** Opening Information shown block **

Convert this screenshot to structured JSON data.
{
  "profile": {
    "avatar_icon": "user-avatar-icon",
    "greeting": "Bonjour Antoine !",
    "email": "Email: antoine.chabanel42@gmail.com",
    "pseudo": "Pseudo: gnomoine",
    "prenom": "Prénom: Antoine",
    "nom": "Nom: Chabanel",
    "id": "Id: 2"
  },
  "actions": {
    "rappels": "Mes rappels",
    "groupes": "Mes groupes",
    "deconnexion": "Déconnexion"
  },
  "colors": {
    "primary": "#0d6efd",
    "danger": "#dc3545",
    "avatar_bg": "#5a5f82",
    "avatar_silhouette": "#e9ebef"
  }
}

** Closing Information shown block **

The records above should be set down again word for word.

Convert this screenshot to structured JSON data.
{
  "profile": {
    "avatar_icon": "user-avatar-icon",
    "greeting": "Bonjour Antoine !",
    "email": "Email: antoine.chabanel42@gmail.com",
    "pseudo": "Pseudo: gnomoine",
    "prenom": "Prénom: Antoine",
    "nom": "Nom: Chabanel",
    "id": "Id: 2"
  },
  "actions": {
    "rappels": "Mes rappels",
    "groupes": "Mes groupes",
    "deconnexion": "Déconnexion"
  },
  "colors": {
    "primary": "#0d6efd",
    "danger": "#dc3545",
    "avatar_bg": "#5a5f82",
    "avatar_silhouette": "#e9ebef"
  }
}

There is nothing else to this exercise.